▶ **WHAT TO WORK ON**
Only the number is wanted: count the lines in the data with "badge" in them.

[Data items]

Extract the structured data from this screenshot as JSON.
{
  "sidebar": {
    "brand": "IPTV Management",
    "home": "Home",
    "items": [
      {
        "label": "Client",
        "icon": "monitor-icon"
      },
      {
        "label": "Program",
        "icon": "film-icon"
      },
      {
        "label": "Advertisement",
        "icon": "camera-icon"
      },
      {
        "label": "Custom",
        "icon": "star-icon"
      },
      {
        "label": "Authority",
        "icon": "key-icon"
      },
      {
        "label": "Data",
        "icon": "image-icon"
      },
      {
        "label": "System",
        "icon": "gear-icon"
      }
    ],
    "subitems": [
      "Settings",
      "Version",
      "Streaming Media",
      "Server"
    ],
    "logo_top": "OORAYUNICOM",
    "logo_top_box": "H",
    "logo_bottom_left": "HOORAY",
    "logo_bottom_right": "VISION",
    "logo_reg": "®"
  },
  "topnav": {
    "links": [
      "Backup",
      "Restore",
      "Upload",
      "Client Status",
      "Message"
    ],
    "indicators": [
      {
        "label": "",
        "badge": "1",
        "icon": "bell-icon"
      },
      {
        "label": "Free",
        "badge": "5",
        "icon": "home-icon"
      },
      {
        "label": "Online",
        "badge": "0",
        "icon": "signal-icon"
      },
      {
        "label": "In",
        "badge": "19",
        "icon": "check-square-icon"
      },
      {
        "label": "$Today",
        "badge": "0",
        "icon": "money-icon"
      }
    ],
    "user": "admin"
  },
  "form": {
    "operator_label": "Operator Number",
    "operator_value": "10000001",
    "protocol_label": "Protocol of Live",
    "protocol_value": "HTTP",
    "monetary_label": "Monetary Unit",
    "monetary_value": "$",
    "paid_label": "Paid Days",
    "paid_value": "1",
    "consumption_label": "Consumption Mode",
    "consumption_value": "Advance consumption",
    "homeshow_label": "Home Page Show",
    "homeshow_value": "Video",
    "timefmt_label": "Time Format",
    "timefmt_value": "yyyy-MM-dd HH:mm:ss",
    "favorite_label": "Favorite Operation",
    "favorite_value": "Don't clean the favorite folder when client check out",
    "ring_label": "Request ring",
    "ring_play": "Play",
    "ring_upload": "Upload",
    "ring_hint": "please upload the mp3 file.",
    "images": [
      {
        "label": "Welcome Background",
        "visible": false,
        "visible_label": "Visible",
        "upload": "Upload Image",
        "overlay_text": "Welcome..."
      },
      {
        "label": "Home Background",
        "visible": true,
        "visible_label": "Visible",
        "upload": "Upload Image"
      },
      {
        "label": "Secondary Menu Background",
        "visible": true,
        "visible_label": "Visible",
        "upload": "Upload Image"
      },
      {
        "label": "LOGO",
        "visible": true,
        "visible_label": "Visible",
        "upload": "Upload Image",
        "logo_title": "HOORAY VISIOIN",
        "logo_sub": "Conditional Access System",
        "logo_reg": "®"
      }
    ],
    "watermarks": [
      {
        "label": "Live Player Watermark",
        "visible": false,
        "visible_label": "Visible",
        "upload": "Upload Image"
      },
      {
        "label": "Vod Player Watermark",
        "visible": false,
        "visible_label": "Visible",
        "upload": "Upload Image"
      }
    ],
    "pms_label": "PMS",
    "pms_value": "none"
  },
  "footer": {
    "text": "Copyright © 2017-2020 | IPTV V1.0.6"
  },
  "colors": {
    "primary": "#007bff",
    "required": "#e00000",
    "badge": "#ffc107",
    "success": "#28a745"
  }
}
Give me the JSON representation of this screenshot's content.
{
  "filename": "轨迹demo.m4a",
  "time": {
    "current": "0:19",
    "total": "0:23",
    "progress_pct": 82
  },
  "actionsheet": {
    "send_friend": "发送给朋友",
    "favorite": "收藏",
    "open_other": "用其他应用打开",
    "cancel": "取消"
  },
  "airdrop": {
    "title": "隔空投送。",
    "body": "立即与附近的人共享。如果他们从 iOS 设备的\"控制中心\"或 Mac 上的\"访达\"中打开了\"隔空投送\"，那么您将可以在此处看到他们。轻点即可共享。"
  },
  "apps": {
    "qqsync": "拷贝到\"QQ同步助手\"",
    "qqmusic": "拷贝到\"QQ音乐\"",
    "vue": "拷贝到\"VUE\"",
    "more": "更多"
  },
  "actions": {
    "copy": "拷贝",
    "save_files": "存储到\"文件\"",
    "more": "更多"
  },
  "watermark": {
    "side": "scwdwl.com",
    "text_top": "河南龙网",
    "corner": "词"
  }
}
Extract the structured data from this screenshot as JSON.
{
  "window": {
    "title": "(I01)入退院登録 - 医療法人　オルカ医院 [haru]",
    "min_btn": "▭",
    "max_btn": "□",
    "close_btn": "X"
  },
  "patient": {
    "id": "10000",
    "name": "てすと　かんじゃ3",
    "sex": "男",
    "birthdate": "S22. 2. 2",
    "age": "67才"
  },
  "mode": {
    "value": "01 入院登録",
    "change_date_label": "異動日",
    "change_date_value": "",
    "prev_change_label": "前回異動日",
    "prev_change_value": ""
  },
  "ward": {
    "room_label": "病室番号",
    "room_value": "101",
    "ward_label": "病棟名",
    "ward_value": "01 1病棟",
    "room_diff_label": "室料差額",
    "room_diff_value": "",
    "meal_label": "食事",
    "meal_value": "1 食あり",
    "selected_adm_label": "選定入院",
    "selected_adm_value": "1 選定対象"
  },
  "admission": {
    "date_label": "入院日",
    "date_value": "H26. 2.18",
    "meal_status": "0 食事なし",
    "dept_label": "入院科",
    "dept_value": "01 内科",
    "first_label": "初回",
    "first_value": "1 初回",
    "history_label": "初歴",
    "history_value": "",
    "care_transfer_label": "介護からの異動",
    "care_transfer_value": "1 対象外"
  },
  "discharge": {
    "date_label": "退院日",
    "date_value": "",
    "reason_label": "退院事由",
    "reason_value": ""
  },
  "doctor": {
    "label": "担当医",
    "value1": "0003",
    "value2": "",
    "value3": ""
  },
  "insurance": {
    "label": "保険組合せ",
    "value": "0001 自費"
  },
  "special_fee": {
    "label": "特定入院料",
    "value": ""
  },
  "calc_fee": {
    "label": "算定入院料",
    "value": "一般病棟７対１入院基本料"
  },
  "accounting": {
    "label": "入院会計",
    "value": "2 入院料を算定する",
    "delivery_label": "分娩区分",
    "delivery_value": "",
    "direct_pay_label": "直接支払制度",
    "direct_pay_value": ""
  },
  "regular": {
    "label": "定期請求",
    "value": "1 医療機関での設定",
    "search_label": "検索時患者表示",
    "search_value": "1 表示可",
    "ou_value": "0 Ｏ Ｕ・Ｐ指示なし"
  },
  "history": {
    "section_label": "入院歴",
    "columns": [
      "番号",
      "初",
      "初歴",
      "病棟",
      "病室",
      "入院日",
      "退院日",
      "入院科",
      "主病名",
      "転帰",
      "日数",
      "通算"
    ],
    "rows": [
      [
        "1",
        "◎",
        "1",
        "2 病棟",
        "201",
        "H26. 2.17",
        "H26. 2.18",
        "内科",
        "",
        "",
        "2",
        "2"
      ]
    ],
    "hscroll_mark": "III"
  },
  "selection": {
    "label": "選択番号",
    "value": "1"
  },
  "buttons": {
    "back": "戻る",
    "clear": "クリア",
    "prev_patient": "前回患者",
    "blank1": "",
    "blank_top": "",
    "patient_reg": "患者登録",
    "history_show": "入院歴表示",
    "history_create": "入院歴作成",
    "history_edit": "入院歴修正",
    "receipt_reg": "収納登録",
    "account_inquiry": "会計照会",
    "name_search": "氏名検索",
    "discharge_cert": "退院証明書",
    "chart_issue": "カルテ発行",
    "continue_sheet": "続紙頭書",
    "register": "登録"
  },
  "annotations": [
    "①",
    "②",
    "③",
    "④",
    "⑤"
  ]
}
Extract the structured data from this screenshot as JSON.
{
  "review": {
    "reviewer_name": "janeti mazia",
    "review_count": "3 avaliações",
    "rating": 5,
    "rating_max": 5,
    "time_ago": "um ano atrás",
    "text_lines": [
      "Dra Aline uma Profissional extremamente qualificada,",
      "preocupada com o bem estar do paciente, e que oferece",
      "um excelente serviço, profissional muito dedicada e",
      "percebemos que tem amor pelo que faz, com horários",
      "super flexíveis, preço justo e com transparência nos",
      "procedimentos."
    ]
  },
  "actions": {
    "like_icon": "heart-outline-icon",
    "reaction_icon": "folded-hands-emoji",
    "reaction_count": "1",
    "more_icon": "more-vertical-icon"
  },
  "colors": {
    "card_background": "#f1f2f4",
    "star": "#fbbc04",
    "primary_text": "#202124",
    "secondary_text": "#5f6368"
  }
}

▶ **EXERCISE OUTPUT**
6